It was a huge personal privilege to be part of mounting the international defense against antisemitic prosecutors’ charges against her, Rachel Margolis (1921-2015) and others in a far-right attempt to “equalize” Nazi and Soviet roles in the Holocaust. Among the many documents of that saga, and its lasting repercussions in the European Parliament, is Danny Ben-Moshe’s documentary, now available free online.
It would be a gracious gesture for Lithuania’s government today to issue Fania and her family (and the families of the other defamed and falsely accused Jewish partisan heroes) with a public letter of apology as a gesture toward making good the damage evident in ongoing far-right historians’ abuse of the saga to diminish the Holocaust by defaming the victims and the heroes of the resistance (for a video example, see how the leadership of the state-sponsored ‘Red-Brown Commission’ continues to exploit it all (with de-facto shielding from wannabe photo-op addict quislings from the U.S., South Africa, Israel, UK, etc).

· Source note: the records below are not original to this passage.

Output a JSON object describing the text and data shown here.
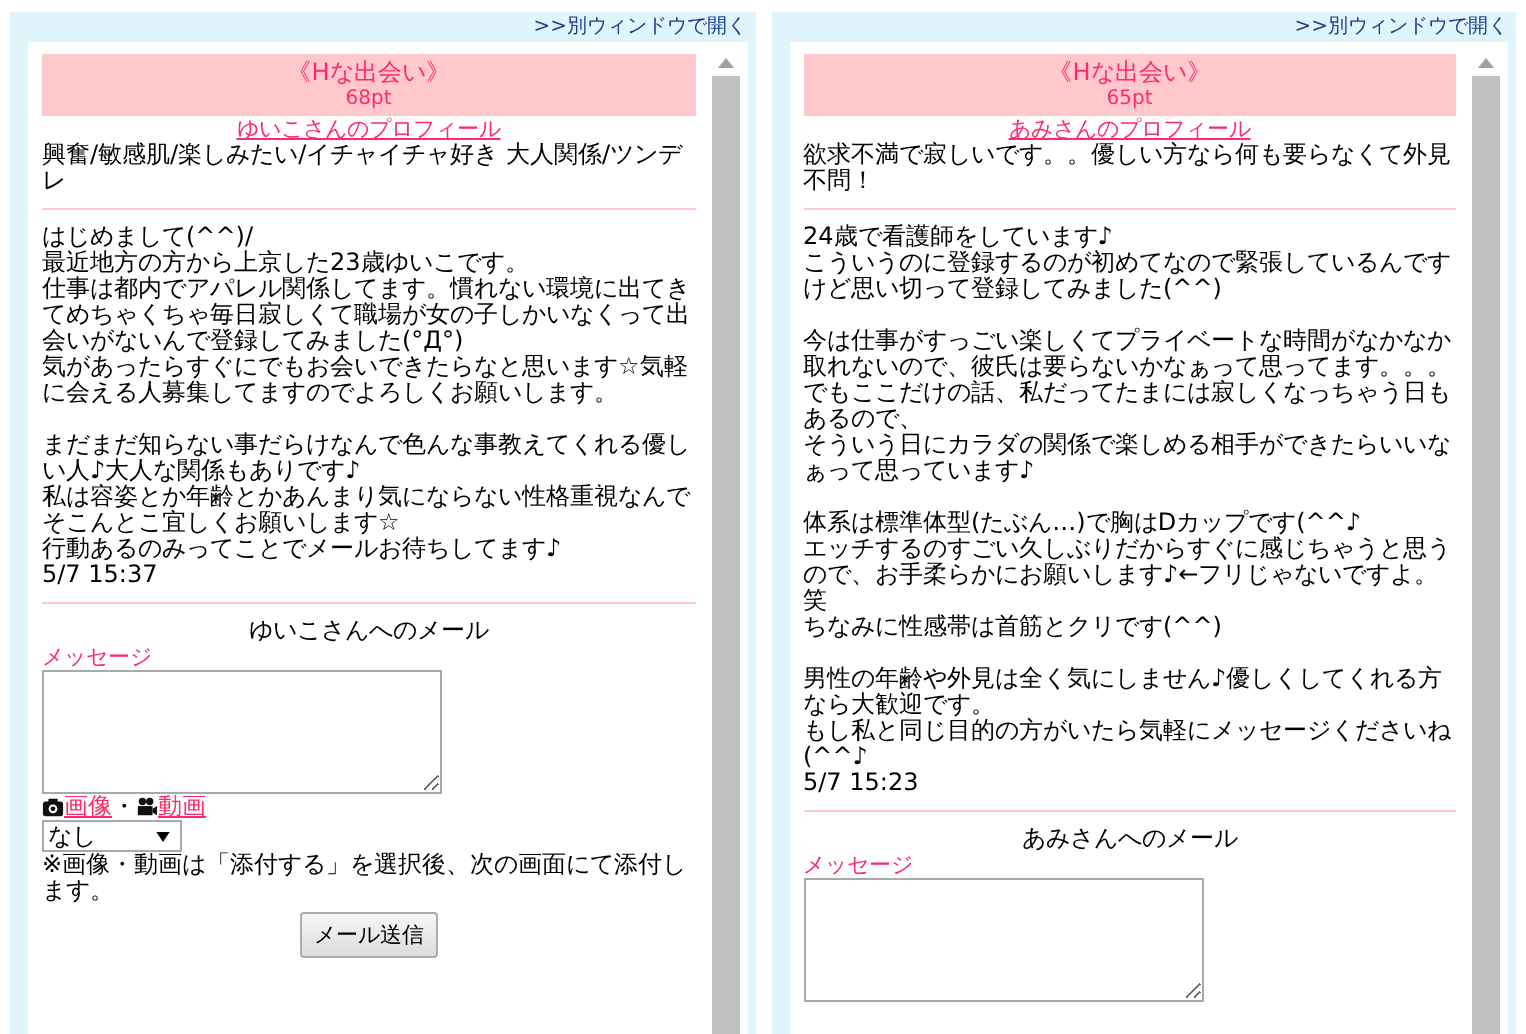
{
  "panels": [
    {
      "open_link": ">>別ウィンドウで開く",
      "banner": {
        "title": "《Hな出会い》",
        "points": "68pt"
      },
      "profile_link": "ゆいこさんのプロフィール",
      "tagline": "興奮/敏感肌/楽しみたい/イチャイチャ好き 大人関係/ツンデレ",
      "paragraphs": [
        [
          "はじめまして(^^)/",
          "最近地方の方から上京した23歳ゆいこです。",
          "仕事は都内でアパレル関係してます。慣れない環境に出てきてめちゃくちゃ毎日寂しくて職場が女の子しかいなくって出会いがないんで登録してみました(°Д°)",
          "気があったらすぐにでもお会いできたらなと思います☆気軽に会える人募集してますのでよろしくお願いします。"
        ],
        [
          "まだまだ知らない事だらけなんで色んな事教えてくれる優しい人♪大人な関係もありです♪",
          "私は容姿とか年齢とかあんまり気にならない性格重視なんでそこんとこ宜しくお願いします☆",
          "行動あるのみってことでメールお待ちしてます♪"
        ]
      ],
      "timestamp": "5/7 15:37",
      "mail": {
        "title": "ゆいこさんへのメール",
        "message_label": "メッセージ",
        "attach": {
          "image_label": "画像",
          "separator": "・",
          "video_label": "動画",
          "select_value": "なし",
          "note": "※画像・動画は「添付する」を選択後、次の画面にて添付します。"
        },
        "send_button": "メール送信"
      }
    },
    {
      "open_link": ">>別ウィンドウで開く",
      "banner": {
        "title": "《Hな出会い》",
        "points": "65pt"
      },
      "profile_link": "あみさんのプロフィール",
      "tagline": "欲求不満で寂しいです。。優しい方なら何も要らなくて外見不問！",
      "paragraphs": [
        [
          "24歳で看護師をしています♪",
          "こういうのに登録するのが初めてなので緊張しているんですけど思い切って登録してみました(^^)"
        ],
        [
          "今は仕事がすっごい楽しくてプライベートな時間がなかなか取れないので、彼氏は要らないかなぁって思ってます。。。",
          "でもここだけの話、私だってたまには寂しくなっちゃう日もあるので、",
          "そういう日にカラダの関係で楽しめる相手ができたらいいなぁって思っています♪"
        ],
        [
          "体系は標準体型(たぶん…)で胸はDカップです(^^♪",
          "エッチするのすごい久しぶりだからすぐに感じちゃうと思うので、お手柔らかにお願いします♪←フリじゃないですよ。笑",
          "ちなみに性感帯は首筋とクリです(^^)"
        ],
        [
          "男性の年齢や外見は全く気にしません♪優しくしてくれる方なら大歓迎です。",
          "もし私と同じ目的の方がいたら気軽にメッセージくださいね(^^♪"
        ]
      ],
      "timestamp": "5/7 15:23",
      "mail": {
        "title": "あみさんへのメール",
        "message_label": "メッセージ"
      }
    }
  ]
}
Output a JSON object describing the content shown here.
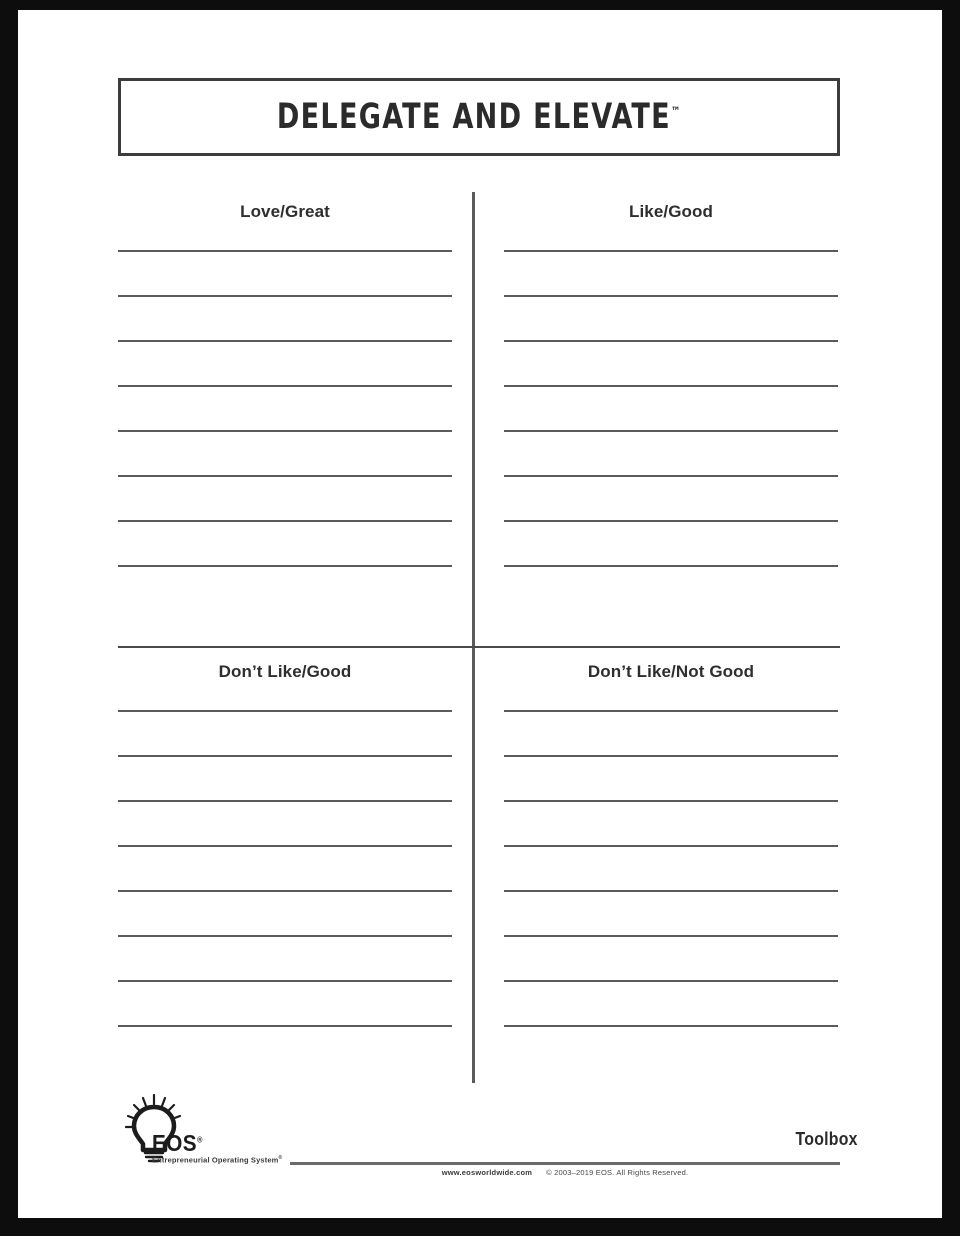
{
  "document": {
    "title": "DELEGATE AND ELEVATE",
    "title_trademark": "™"
  },
  "quadrants": [
    {
      "id": "love-great",
      "label": "Love/Great",
      "position": "top-left",
      "line_count": 8
    },
    {
      "id": "like-good",
      "label": "Like/Good",
      "position": "top-right",
      "line_count": 8
    },
    {
      "id": "dont-like-good",
      "label": "Don’t Like/Good",
      "position": "bottom-left",
      "line_count": 8
    },
    {
      "id": "dont-like-not-good",
      "label": "Don’t Like/Not Good",
      "position": "bottom-right",
      "line_count": 8
    }
  ],
  "footer": {
    "logo_name": "EOS",
    "logo_registered": "®",
    "logo_tagline": "Entrepreneurial Operating System",
    "logo_tagline_registered": "®",
    "toolbox_label": "Toolbox",
    "website": "www.eosworldwide.com",
    "copyright": "© 2003–2019 EOS.   All Rights Reserved."
  },
  "colors": {
    "page_background": "#ffffff",
    "frame": "#0d0d0d",
    "rule": "#5b5b5b",
    "divider": "#5a5a5a",
    "text": "#2e2e2e",
    "title_border": "#3c3c3c"
  }
}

At the same time, let’s remember how the Western ambassadors in Vilnius, led by Ireland, UK, France, Norway, and Austria among others, joined in making it clear to authorities that this kangaroo nonsense must stop (one memoir has just appeared in former Irish Ambassador Dónal Denham’s new book, Nine Lives available online). To follow the principal historical developments and documents, please see, as a start: https://defendinghistory.com/blaming-the-victims. For individual reports from 2008 onward, please see Defending History’s Fania section.
In addition to the longer term project of working toward saving the Jewish Partisan Fort from sinking further into the earth and ensuring that it remains an internationally preserved site in Lithuania, there is the easier and shorter term way of celebrating a little bit of Fania’s 100th by having a look at and enjoying some of the videos of Fania in action over the decades. The following is our own little selection (from the Lithuanian Yiddish Video Archive — LYVA). The last interview in the series took place in her tiny Vilnius flat on 3 March 2020, just days before the lockdown…
These are all now part of the Lithuanian Yiddish Video Archive (LYVA).
One of so many ways to begin to fathom the inner strength of this woman, and her unbridled dedication to educating thousands on both the Lithuanian Holocaust (the historically accurate version) and Vilna’s Yiddish culture, is to have even some little idea of what she was being subjected to during all these public events, a few of which are captured on these videos, alongside her unsurpassed ability to energetically convey the language, tone, feel and culture of interwar Vilna Yiddish culture.
In honor of Fania’s 100th birthday, Defending History has today inaugurated the new Fania Brantsovsky Section including all articles and reports in which she has played a vital part over the years.